Pets

If you’re following me on Twitter or Facebook, you might have already seen these questions: What do you look for when you find a pet? What draws you to pick a certain one, like a cat vs a dog vs a turtle vs an ant farm vs a tarantula?

I found some interesting information on what your pet says about you. ABC reallyworks.org  Even the name can say something about the person who owns the pet. Jezebel

Most of that pertains to dogs and cats, probably because most people own one or the other, or both. I tend to disagree with the inherited name meaning the owner is too lazy to change it. Perhaps it’s better to let the pet retain its identity through a change of home. Of course, some people also rename children when adopting them, so perhaps we think of a lot of things as needing change when entering our home.

It’s something to take into account when fashioning a character who has a pet. Right now I am working with a teenager who has a pet cat. He doesn’t have a very unique name for her because that isn’t in his character. His best friend is constantly pushing her name for the cat – a Shakespearian character she thinks has a beautiful name.

Somehow it also reminds me of another story that pops into my memory here and there, an urban fantasy where some of the species kept humans as pets. What would that say about those types of people? Partly, they feel humans are less intelligent if they can be owned. They were also able to enforce their will through magic.

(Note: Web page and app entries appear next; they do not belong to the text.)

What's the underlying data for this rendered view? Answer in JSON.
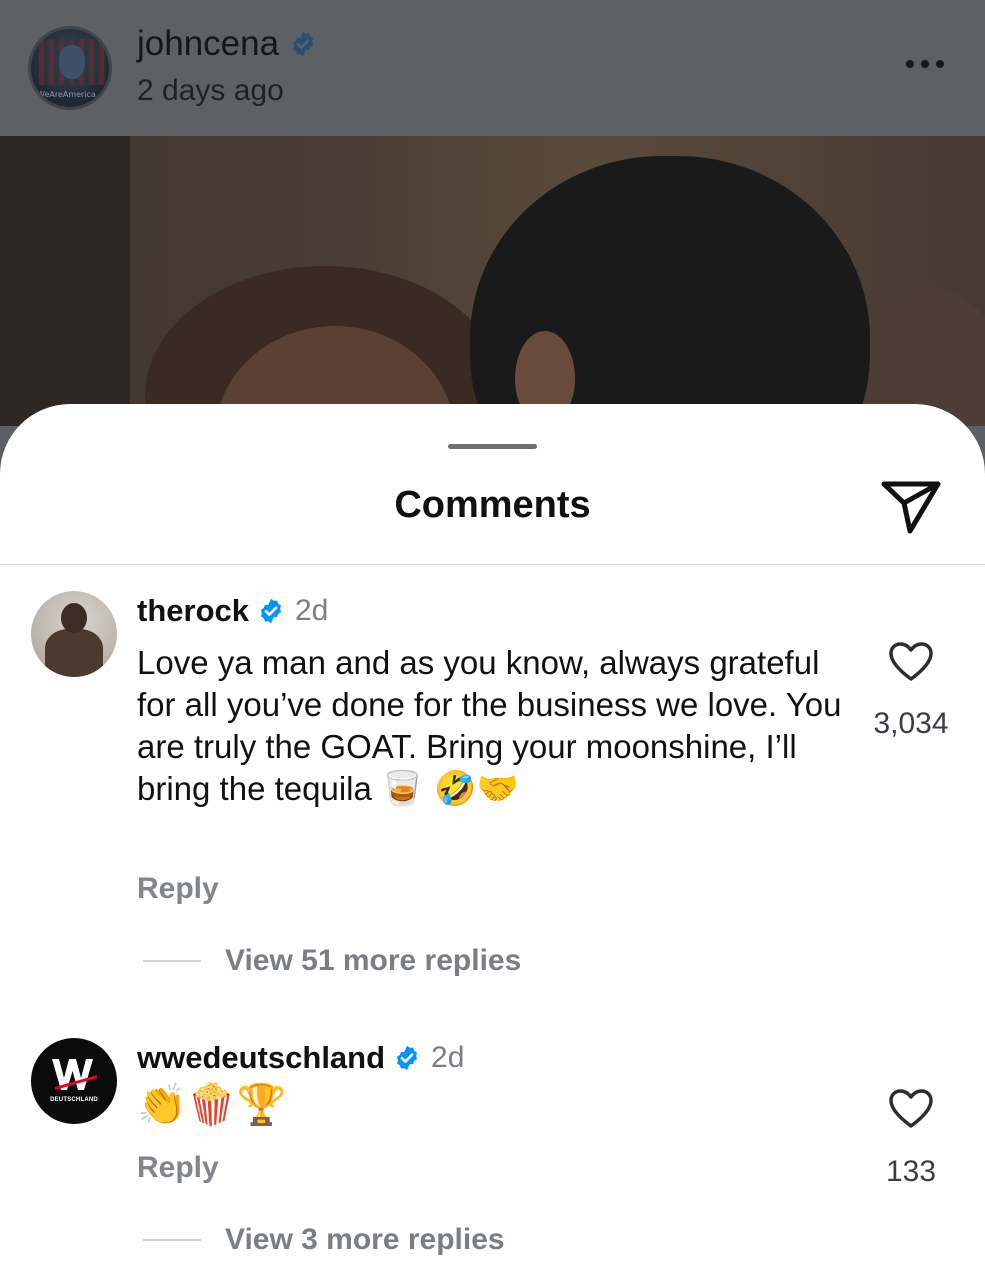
{
  "post": {
    "username": "johncena",
    "time": "2 days ago",
    "avatar_label": "WeAreAmerica"
  },
  "sheet": {
    "title": "Comments"
  },
  "comments": [
    {
      "username": "therock",
      "time": "2d",
      "text": "Love ya man and as you know, always grateful for all you’ve done for the business we love. You are truly the GOAT. Bring your moonshine, I’ll bring the tequila",
      "emoji": "🥃 🤣🤝",
      "likes": "3,034",
      "reply_label": "Reply",
      "view_replies": "View 51 more replies"
    },
    {
      "username": "wwedeutschland",
      "time": "2d",
      "emoji": "👏🍿🏆",
      "avatar_label": "DEUTSCHLAND",
      "likes": "133",
      "reply_label": "Reply",
      "view_replies": "View 3 more replies"
    }
  ],
  "colors": {
    "verified_blue": "#0095f6",
    "dim_overlay": "#5d6166",
    "sheet_bg": "#ffffff"
  },
  "icons": {
    "verified": "verified-badge-icon",
    "more": "more-horizontal-icon",
    "share": "paper-plane-icon",
    "like": "heart-outline-icon"
  }
}
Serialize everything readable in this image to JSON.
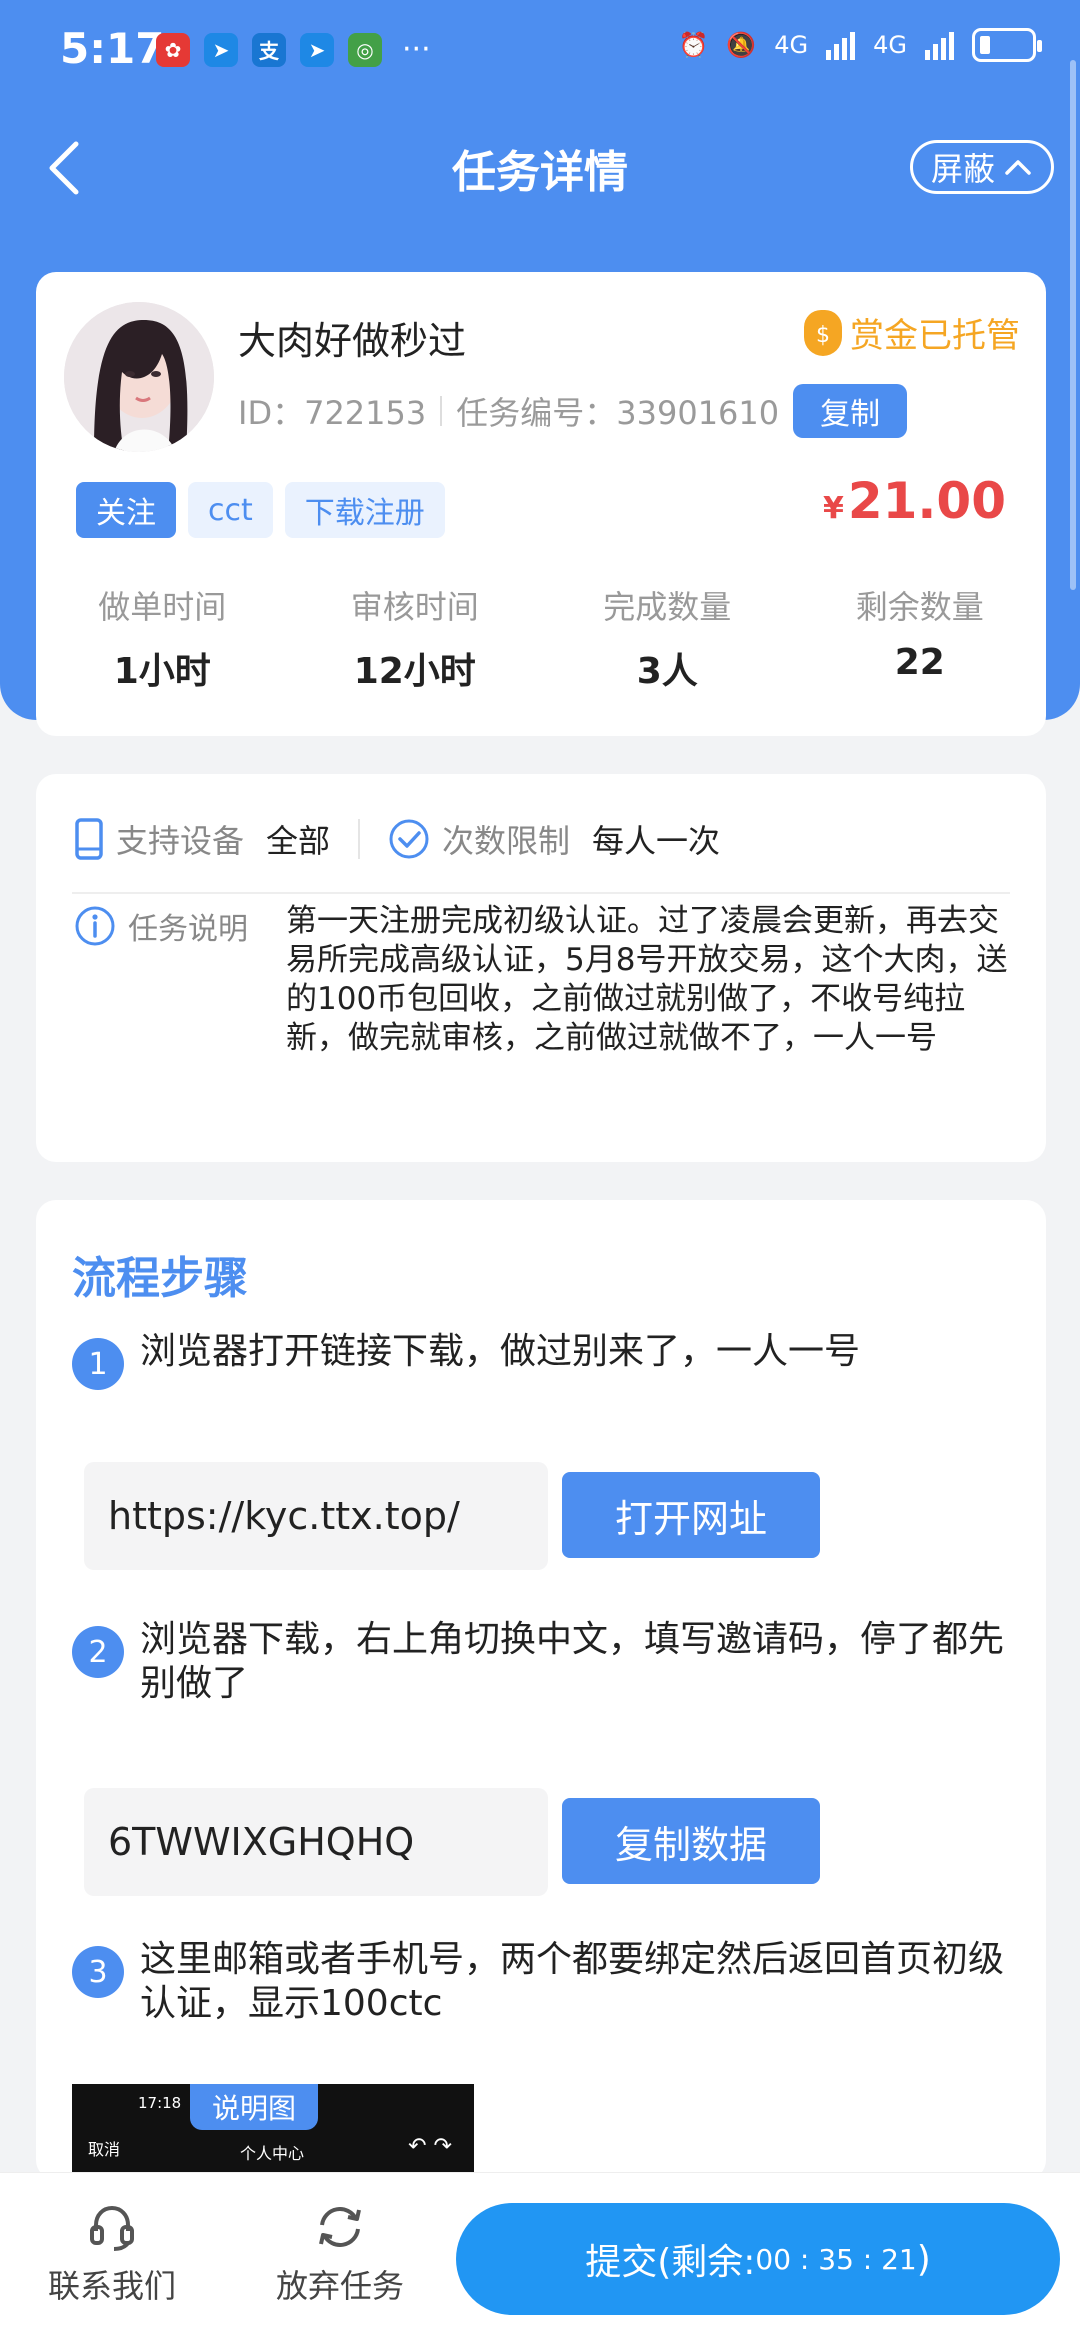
{
  "status_bar": {
    "time": "5:17",
    "more": "···",
    "network": [
      "4G",
      "4G"
    ]
  },
  "nav": {
    "title": "任务详情",
    "shield_label": "屏蔽"
  },
  "task": {
    "name": "大肉好做秒过",
    "bounty_label": "赏金已托管",
    "id_text": "ID：722153",
    "number_text": "任务编号：33901610",
    "copy_label": "复制",
    "tags": [
      "关注",
      "cct",
      "下载注册"
    ],
    "currency": "¥",
    "price": "21.00",
    "stats": [
      {
        "label": "做单时间",
        "value": "1小时"
      },
      {
        "label": "审核时间",
        "value": "12小时"
      },
      {
        "label": "完成数量",
        "value": "3人"
      },
      {
        "label": "剩余数量",
        "value": "22"
      }
    ]
  },
  "info": {
    "device_label": "支持设备",
    "device_value": "全部",
    "limit_label": "次数限制",
    "limit_value": "每人一次",
    "desc_label": "任务说明",
    "desc_text": "第一天注册完成初级认证。过了凌晨会更新，再去交易所完成高级认证，5月8号开放交易，这个大肉，送的100币包回收，之前做过就别做了，不收号纯拉新，做完就审核，之前做过就做不了，一人一号"
  },
  "steps": {
    "title": "流程步骤",
    "items": [
      {
        "num": "1",
        "text": "浏览器打开链接下载，做过别来了，一人一号",
        "field": "https://kyc.ttx.top/",
        "button": "打开网址"
      },
      {
        "num": "2",
        "text": "浏览器下载，右上角切换中文，填写邀请码，停了都先别做了",
        "field": "6TWWIXGHQHQ",
        "button": "复制数据"
      },
      {
        "num": "3",
        "text": "这里邮箱或者手机号，两个都要绑定然后返回首页初级认证，显示100ctc"
      }
    ],
    "preview": {
      "label": "说明图",
      "time": "17:18",
      "cancel": "取消",
      "center": "个人中心"
    }
  },
  "bottom": {
    "contact": "联系我们",
    "abandon": "放弃任务",
    "submit_prefix": "提交(剩余:",
    "timer": "00 : 35 : 21",
    "submit_suffix": ")"
  },
  "colors": {
    "primary": "#4d8ef0",
    "price": "#e94848",
    "bounty": "#f5a623",
    "submit": "#2196f3"
  }
}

What is it about a pet that makes a human a good or bad one? I haven’t dug into that part yet – my focus centers on a character who is half-human and only has a peripheral view of the pets themselves. But now it makes me want to.

Drat. I didn’t need another distraction from my novel rewrite! That’s why I’m going to have to be prolific – I just keep getting great ideas.